The Bronze Bow
Elizabeth George Speare
Houghton Mifflin, 1961

I don’t know how I missed The Bronze Bow when I was a young reader. I loved Elizabeth George Speare’s debut novel, Calico Captive and the Newbery-winning The Witch of Blackbird Pond.  But somehow The Bronze Bow (also a Newbery medalist) never made it home from the library. And I’m actually kind of glad, because it was such a joy to discover it this summer!

Set in first-century Galilee, the novel tells the story of Daniel bar Jamin, a young blacksmith who has fled to the hills to join a band of robbers and who has dedicated his life to ousting the Romans from Israel. Sworn to vengeance upon the occupiers who killed his father, Daniel nevertheless befriends Joel bar Hezron, the scholarly son of a famous rabbi, and his beautiful sister, Malthace. Together the three pledge themselves to working for the Victory of God, and take for themselves David’s symbol of the bronze bow – from his famous song of praise for deliverance from Saul:

God is my strong refuge,
and has made my way safe.
He made my feet like hinds’ feet,
and set me secure on the heights.
He trains my hands for war,
so that my arms can bend a bow of bronze.
(2 Sam 22:33-35/Psalm 18:33-34)
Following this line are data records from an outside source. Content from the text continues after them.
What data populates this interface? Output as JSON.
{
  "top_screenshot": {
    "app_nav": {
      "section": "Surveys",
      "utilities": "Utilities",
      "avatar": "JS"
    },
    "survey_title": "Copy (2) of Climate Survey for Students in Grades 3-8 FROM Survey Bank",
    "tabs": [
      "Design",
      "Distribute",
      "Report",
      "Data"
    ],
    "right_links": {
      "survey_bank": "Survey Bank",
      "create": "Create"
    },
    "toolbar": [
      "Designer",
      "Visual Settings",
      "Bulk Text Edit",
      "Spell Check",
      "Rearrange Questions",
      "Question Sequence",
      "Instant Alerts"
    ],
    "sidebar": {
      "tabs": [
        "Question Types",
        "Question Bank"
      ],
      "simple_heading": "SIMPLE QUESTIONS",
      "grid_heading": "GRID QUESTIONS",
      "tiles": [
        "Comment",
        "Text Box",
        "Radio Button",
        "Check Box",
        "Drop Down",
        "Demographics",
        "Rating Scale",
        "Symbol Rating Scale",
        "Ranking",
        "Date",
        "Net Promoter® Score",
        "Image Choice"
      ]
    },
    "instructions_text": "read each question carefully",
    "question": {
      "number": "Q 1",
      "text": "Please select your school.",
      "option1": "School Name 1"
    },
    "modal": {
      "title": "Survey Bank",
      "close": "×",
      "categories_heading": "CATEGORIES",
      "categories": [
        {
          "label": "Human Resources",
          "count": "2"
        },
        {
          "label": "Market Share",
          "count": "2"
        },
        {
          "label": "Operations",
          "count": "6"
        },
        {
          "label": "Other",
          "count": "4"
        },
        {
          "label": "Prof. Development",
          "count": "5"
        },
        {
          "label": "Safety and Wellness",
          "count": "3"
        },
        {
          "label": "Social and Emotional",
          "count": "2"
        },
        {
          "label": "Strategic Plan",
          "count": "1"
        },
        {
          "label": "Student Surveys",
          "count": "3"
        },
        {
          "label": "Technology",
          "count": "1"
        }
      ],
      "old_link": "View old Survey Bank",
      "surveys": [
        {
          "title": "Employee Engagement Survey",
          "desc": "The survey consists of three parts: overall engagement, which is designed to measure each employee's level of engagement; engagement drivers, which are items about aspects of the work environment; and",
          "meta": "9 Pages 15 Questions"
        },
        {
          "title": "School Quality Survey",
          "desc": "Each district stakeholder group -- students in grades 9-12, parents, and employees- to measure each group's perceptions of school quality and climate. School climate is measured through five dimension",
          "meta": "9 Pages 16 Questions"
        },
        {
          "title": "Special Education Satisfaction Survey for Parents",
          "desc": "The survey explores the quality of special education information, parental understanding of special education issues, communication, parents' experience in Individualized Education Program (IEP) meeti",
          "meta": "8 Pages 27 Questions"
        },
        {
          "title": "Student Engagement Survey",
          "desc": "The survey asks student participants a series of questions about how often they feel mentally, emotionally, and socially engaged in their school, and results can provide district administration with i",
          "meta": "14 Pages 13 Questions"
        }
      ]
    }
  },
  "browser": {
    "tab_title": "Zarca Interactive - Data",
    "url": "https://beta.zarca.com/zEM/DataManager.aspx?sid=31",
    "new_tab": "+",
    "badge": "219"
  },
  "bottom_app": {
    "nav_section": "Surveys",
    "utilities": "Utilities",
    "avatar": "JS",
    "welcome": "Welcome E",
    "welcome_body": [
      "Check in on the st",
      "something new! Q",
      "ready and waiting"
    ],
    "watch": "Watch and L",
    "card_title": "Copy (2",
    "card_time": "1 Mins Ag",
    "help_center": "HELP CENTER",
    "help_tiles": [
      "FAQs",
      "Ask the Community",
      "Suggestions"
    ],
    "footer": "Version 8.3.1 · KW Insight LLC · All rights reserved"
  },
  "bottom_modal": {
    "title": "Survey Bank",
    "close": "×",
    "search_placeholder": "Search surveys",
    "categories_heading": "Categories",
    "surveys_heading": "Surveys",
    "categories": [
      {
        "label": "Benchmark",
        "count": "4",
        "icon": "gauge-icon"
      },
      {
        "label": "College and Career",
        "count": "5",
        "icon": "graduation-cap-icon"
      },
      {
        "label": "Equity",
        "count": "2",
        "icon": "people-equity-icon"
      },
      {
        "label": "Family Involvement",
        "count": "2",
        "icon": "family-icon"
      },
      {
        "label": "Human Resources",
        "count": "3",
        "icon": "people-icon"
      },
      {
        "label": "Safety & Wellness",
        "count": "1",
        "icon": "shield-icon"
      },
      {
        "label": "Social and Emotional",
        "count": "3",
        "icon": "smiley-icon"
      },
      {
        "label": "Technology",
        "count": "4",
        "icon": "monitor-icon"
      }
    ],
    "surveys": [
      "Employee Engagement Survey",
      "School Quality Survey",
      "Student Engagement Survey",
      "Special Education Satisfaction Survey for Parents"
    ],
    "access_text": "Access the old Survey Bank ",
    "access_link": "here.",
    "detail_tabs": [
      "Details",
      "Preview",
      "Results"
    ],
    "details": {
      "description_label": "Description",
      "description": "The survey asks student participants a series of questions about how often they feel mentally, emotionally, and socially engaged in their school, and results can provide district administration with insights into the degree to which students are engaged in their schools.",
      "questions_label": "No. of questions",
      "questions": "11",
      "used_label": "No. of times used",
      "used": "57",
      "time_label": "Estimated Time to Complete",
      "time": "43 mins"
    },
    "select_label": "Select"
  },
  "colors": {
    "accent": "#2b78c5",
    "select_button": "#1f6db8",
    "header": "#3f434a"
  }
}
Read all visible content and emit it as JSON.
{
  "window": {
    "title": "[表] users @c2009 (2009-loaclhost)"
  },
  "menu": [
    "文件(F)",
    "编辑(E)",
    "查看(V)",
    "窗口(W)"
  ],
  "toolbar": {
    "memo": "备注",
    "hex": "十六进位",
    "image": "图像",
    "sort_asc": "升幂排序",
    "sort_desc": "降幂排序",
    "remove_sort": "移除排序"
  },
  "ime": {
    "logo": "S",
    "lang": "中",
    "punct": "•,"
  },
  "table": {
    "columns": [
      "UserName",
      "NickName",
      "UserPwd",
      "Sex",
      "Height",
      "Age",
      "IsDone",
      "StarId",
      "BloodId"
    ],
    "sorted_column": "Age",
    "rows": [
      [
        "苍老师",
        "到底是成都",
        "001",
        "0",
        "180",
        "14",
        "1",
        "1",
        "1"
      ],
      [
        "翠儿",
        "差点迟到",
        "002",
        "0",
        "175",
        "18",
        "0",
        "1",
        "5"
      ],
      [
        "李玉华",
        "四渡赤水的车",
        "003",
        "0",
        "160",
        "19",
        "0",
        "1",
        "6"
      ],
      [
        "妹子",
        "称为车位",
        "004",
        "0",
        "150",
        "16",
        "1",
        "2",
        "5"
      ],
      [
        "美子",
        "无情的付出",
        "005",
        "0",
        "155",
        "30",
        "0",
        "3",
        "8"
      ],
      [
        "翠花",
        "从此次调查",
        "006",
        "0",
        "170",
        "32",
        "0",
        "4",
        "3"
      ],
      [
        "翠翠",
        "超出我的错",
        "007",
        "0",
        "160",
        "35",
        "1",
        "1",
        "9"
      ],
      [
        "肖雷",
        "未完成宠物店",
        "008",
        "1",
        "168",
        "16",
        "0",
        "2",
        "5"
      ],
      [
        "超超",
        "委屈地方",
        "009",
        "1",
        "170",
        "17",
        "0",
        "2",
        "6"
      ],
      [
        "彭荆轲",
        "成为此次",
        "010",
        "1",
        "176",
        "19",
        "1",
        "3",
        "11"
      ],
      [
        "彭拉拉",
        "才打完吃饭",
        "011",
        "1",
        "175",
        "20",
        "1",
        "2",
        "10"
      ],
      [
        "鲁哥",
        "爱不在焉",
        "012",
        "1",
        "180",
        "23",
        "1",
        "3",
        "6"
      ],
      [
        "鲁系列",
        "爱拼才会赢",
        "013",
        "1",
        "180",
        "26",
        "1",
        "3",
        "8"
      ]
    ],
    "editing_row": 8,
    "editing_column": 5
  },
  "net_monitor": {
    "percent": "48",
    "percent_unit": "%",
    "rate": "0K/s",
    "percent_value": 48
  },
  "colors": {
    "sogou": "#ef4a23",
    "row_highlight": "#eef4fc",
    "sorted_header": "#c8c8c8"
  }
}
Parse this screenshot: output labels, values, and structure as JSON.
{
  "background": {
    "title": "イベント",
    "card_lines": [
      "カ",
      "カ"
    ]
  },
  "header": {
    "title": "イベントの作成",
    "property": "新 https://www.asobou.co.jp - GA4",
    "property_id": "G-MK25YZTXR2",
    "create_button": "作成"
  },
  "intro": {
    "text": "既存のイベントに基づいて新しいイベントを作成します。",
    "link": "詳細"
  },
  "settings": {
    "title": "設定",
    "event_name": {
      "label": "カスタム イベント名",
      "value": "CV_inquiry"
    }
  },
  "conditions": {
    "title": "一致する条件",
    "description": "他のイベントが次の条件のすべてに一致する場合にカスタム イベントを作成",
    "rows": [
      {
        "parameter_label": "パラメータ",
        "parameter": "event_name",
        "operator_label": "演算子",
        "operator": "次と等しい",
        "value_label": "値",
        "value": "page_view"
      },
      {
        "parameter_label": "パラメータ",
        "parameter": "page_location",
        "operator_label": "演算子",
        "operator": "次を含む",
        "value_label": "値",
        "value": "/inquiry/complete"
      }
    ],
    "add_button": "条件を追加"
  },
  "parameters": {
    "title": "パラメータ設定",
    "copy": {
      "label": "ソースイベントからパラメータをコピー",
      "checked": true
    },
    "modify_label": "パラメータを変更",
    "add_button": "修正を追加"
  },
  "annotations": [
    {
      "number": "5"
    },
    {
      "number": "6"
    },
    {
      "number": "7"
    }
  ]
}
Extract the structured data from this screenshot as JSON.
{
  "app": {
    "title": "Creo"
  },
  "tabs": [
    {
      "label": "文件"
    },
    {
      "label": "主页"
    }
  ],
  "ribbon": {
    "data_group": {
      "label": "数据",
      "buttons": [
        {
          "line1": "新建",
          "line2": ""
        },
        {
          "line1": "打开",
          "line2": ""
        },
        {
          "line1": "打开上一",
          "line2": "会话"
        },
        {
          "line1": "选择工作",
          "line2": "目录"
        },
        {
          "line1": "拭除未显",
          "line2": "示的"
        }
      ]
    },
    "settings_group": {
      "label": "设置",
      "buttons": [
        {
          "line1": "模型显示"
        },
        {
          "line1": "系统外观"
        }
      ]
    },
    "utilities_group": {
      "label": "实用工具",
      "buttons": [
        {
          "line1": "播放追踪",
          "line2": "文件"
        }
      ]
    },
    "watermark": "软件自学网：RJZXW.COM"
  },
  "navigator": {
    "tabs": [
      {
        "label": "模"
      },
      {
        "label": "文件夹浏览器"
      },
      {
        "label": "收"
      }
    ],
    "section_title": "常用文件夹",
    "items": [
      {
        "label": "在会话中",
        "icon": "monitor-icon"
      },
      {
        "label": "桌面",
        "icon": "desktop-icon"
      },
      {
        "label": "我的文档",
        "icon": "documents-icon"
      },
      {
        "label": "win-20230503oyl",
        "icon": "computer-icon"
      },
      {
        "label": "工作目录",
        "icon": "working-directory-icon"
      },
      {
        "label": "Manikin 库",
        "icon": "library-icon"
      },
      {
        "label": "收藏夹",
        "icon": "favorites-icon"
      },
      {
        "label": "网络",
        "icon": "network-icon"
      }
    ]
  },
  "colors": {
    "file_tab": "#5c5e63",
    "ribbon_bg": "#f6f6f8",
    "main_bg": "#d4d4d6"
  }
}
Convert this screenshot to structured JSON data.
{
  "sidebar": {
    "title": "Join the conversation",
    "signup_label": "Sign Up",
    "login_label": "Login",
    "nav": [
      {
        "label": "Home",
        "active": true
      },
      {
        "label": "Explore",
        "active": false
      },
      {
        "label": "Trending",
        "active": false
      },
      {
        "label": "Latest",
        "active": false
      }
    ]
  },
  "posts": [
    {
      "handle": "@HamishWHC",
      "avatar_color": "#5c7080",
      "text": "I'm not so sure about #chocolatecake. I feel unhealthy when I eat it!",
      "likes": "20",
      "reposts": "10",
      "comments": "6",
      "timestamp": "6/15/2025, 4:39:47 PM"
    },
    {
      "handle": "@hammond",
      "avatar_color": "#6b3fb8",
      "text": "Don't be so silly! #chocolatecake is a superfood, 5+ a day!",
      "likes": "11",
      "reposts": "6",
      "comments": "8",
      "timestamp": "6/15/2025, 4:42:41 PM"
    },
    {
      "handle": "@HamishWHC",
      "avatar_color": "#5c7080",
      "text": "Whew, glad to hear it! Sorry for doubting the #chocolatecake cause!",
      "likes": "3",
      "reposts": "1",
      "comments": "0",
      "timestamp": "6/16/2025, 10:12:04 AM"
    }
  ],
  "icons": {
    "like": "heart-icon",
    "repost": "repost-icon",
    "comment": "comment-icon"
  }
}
Yet even as Daniel plans for war and dreams of violent revenge, he and his friends find themselves drawn again and again to hear the teachings of a wandering rabbi in nearby Capernaum. This Jesus of Nazareth draws crowds wherever he goes and seems to possess the power of God – and yet his preaching is so strange! He promises that the Kingdom is at hand, but slips away when the crowds would crown him king; his followers are convinced that he is the one who will deliver Israel, but he refuses to mount armed resistance against the Romans. The novel unfolds as Daniel seeks his revenge while grappling with the challenge Jesus presents.

I had trouble putting this book down: it has adventure, drama, gripping emotional tension, true friendship, and true love. Plus it has Jesus!

Jesus hovers like a shadow at the edges of the story for the first half of the book; as he looms larger and larger in Daniel’s consciousness, he comes more clearly into focus in the narrative. All of the characters are thoroughly, convincingly realized, and Jesus is no exception – which must be tricky for a novelist. I mean, the guy is God and man; the logos of creation, the second Adam, and a tired, humble carpenter. Most creative writing teachers would advise against this combination of traits.

But I loved this portrayal of Jesus. Daniel finds him frustrating, difficult to comprehend, yet utterly compelling. He can’t explain his attraction to this carpenter; he openly rejects him at one point; but he can’t get him out of his head. Much of the book is concerned with the search for a leader who will deliver Israel – what will this leader look like? How will he be recognized? When will he reveal himself? Jesus’ stubborn refusal to be the leader either the Zealots or the Pharisees demand, paired with his insistent call to “follow me” is something every major character in this novel must grapple with.

Daniel’s own struggle with Jesus’ call leads to a rich, satisfying conclusion – I wished I was reading it alongside some friends, because I wanted to dig into the final pages with someone else. But I’ll spare you the spoiler. Trust me – you want to find out on your own. Instead, I’ll leave you with my favorite passage from the whole book: a conversation between Daniel and his good friend, Simon the Zealot:

Daniel could not leave his friend without some answer. “Are you staying with Jesus, Simon?”
“If he will have me.”
“Is–is he one of us?”
Simon smiled. “A Zealot, you mean?”
“Isn’t that why you came? Have you asked him to join us?
“I had some such idea when I came,” Simon admitted. “But it has not worked out as I expected. No, I have not asked Jesus to join us. All I hope and long for now is that he will ask me to join him.”